Records for the exercise:
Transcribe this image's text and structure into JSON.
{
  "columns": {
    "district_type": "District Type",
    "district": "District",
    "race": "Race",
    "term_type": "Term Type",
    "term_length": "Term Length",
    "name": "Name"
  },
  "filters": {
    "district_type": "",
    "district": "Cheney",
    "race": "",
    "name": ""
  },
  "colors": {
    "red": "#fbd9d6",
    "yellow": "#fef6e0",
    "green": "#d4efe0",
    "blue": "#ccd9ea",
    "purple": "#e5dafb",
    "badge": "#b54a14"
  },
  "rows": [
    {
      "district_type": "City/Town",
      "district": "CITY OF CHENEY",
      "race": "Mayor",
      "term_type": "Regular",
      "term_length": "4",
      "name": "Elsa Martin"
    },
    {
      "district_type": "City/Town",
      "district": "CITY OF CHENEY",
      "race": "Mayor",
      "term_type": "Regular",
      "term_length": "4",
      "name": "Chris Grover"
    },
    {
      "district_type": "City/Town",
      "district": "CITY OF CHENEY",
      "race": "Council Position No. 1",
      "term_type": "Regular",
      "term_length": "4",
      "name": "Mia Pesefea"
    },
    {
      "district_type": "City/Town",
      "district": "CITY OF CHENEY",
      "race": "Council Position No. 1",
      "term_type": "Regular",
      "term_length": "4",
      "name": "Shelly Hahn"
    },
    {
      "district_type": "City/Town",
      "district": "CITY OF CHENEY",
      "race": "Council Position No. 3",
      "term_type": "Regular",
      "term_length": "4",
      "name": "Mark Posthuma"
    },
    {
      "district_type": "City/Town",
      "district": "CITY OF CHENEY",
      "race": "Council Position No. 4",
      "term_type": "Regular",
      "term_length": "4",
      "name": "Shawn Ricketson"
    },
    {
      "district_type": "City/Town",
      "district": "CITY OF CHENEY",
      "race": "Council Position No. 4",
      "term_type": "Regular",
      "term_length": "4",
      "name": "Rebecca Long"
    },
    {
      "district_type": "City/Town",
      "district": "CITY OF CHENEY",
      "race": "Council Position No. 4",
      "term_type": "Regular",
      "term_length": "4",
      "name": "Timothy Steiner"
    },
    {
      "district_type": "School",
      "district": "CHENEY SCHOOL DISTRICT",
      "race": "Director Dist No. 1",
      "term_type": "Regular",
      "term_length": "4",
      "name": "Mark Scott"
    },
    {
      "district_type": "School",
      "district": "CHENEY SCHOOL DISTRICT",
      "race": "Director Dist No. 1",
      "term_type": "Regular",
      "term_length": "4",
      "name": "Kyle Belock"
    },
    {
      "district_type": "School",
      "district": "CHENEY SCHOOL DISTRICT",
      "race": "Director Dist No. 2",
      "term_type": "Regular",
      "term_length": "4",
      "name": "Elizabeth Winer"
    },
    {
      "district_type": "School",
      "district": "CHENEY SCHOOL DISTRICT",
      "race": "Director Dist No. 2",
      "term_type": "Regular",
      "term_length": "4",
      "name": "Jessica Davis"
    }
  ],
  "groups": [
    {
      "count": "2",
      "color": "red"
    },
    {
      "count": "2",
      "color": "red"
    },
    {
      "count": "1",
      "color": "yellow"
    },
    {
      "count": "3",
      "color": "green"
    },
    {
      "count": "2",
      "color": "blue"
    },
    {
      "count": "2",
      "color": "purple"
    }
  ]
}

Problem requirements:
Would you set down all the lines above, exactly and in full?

Solution for this problem:
Transcribe this image's text and structure into JSON.
{
  "columns": {
    "district_type": "District Type",
    "district": "District",
    "race": "Race",
    "term_type": "Term Type",
    "term_length": "Term Length",
    "name": "Name"
  },
  "filters": {
    "district_type": "",
    "district": "Cheney",
    "race": "",
    "name": ""
  },
  "colors": {
    "red": "#fbd9d6",
    "yellow": "#fef6e0",
    "green": "#d4efe0",
    "blue": "#ccd9ea",
    "purple": "#e5dafb",
    "badge": "#b54a14"
  },
  "rows": [
    {
      "district_type": "City/Town",
      "district": "CITY OF CHENEY",
      "race": "Mayor",
      "term_type": "Regular",
      "term_length": "4",
      "name": "Elsa Martin"
    },
    {
      "district_type": "City/Town",
      "district": "CITY OF CHENEY",
      "race": "Mayor",
      "term_type": "Regular",
      "term_length": "4",
      "name": "Chris Grover"
    },
    {
      "district_type": "City/Town",
      "district": "CITY OF CHENEY",
      "race": "Council Position No. 1",
      "term_type": "Regular",
      "term_length": "4",
      "name": "Mia Pesefea"
    },
    {
      "district_type": "City/Town",
      "district": "CITY OF CHENEY",
      "race": "Council Position No. 1",
      "term_type": "Regular",
      "term_length": "4",
      "name": "Shelly Hahn"
    },
    {
      "district_type": "City/Town",
      "district": "CITY OF CHENEY",
      "race": "Council Position No. 3",
      "term_type": "Regular",
      "term_length": "4",
      "name": "Mark Posthuma"
    },
    {
      "district_type": "City/Town",
      "district": "CITY OF CHENEY",
      "race": "Council Position No. 4",
      "term_type": "Regular",
      "term_length": "4",
      "name": "Shawn Ricketson"
    },
    {
      "district_type": "City/Town",
      "district": "CITY OF CHENEY",
      "race": "Council Position No. 4",
      "term_type": "Regular",
      "term_length": "4",
      "name": "Rebecca Long"
    },
    {
      "district_type": "City/Town",
      "district": "CITY OF CHENEY",
      "race": "Council Position No. 4",
      "term_type": "Regular",
      "term_length": "4",
      "name": "Timothy Steiner"
    },
    {
      "district_type": "School",
      "district": "CHENEY SCHOOL DISTRICT",
      "race": "Director Dist No. 1",
      "term_type": "Regular",
      "term_length": "4",
      "name": "Mark Scott"
    },
    {
      "district_type": "School",
      "district": "CHENEY SCHOOL DISTRICT",
      "race": "Director Dist No. 1",
      "term_type": "Regular",
      "term_length": "4",
      "name": "Kyle Belock"
    },
    {
      "district_type": "School",
      "district": "CHENEY SCHOOL DISTRICT",
      "race": "Director Dist No. 2",
      "term_type": "Regular",
      "term_length": "4",
      "name": "Elizabeth Winer"
    },
    {
      "district_type": "School",
      "district": "CHENEY SCHOOL DISTRICT",
      "race": "Director Dist No. 2",
      "term_type": "Regular",
      "term_length": "4",
      "name": "Jessica Davis"
    }
  ],
  "groups": [
    {
      "count": "2",
      "color": "red"
    },
    {
      "count": "2",
      "color": "red"
    },
    {
      "count": "1",
      "color": "yellow"
    },
    {
      "count": "3",
      "color": "green"
    },
    {
      "count": "2",
      "color": "blue"
    },
    {
      "count": "2",
      "color": "purple"
    }
  ]
}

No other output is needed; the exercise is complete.